**DATA TO USE**
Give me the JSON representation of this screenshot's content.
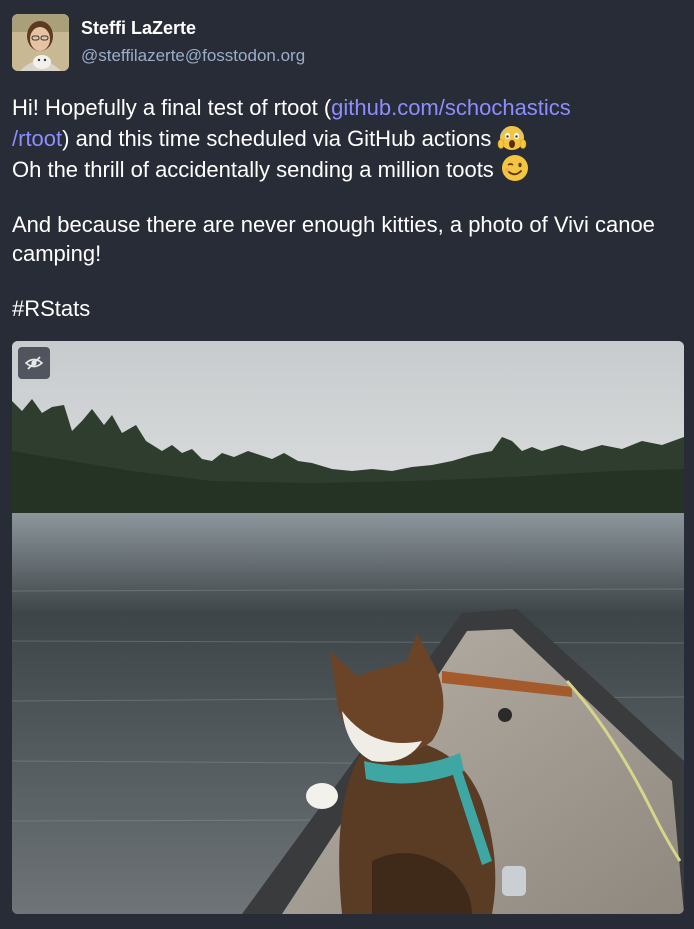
{
  "account": {
    "display_name": "Steffi LaZerte",
    "handle": "@steffilazerte@fosstodon.org"
  },
  "status": {
    "p1_line1_text": "Hi! Hopefully a final test of rtoot (",
    "p1_link_part1": "github.com/schochastics",
    "p1_link_part2": "/rtoot",
    "p1_line2_text": ") and this time scheduled via GitHub actions",
    "p1_line3_text": "Oh the thrill of accidentally sending a million toots",
    "p2_text": "And because there are never enough kitties, a photo of Vivi canoe camping!",
    "hashtag": "#RStats"
  },
  "icons": {
    "emoji_1": "screaming-face-emoji",
    "emoji_2": "winking-face-emoji",
    "hide_media": "eye-slash-icon"
  },
  "colors": {
    "background": "#282c37",
    "link": "#8c8dff",
    "handle": "#9baec8",
    "text": "#ffffff"
  }
}
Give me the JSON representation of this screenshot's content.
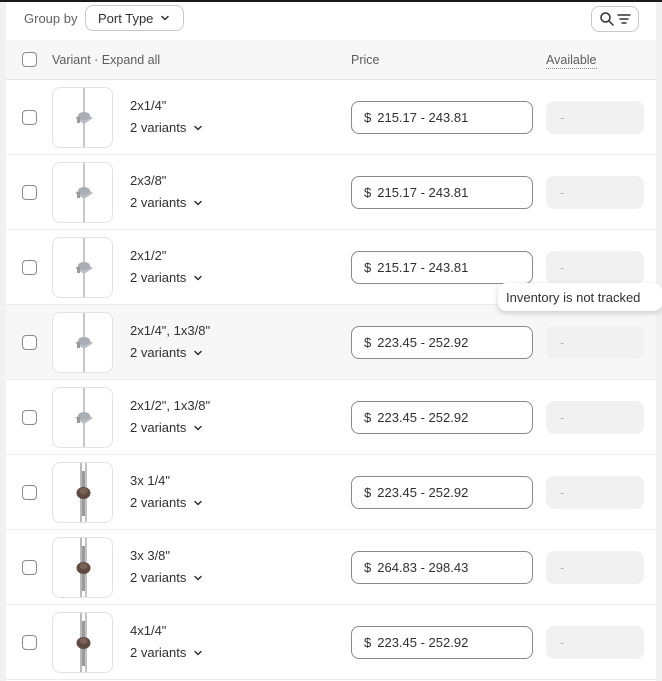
{
  "toolbar": {
    "group_label": "Group by",
    "group_value": "Port Type"
  },
  "header": {
    "variant": "Variant · Expand all",
    "price": "Price",
    "available": "Available"
  },
  "rows": [
    {
      "name": "2x1/4\"",
      "variants": "2 variants",
      "currency": "$",
      "price": "215.17 - 243.81",
      "available": "-",
      "image": "silver-fitting"
    },
    {
      "name": "2x3/8\"",
      "variants": "2 variants",
      "currency": "$",
      "price": "215.17 - 243.81",
      "available": "-",
      "image": "silver-fitting"
    },
    {
      "name": "2x1/2\"",
      "variants": "2 variants",
      "currency": "$",
      "price": "215.17 - 243.81",
      "available": "-",
      "image": "silver-fitting"
    },
    {
      "name": "2x1/4\", 1x3/8\"",
      "variants": "2 variants",
      "currency": "$",
      "price": "223.45 - 252.92",
      "available": "-",
      "image": "silver-fitting"
    },
    {
      "name": "2x1/2\", 1x3/8\"",
      "variants": "2 variants",
      "currency": "$",
      "price": "223.45 - 252.92",
      "available": "-",
      "image": "silver-fitting"
    },
    {
      "name": "3x 1/4\"",
      "variants": "2 variants",
      "currency": "$",
      "price": "223.45 - 252.92",
      "available": "-",
      "image": "brown-fitting"
    },
    {
      "name": "3x 3/8\"",
      "variants": "2 variants",
      "currency": "$",
      "price": "264.83 - 298.43",
      "available": "-",
      "image": "brown-fitting"
    },
    {
      "name": "4x1/4\"",
      "variants": "2 variants",
      "currency": "$",
      "price": "223.45 - 252.92",
      "available": "-",
      "image": "brown-fitting"
    }
  ],
  "tooltip": "Inventory is not tracked",
  "colors": {
    "page_bg": "#f1f1f1",
    "panel_bg": "#ffffff",
    "border": "#8a8a8a",
    "text": "#303030"
  }
}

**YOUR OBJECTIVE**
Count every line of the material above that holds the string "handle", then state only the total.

**RESPONSE**
2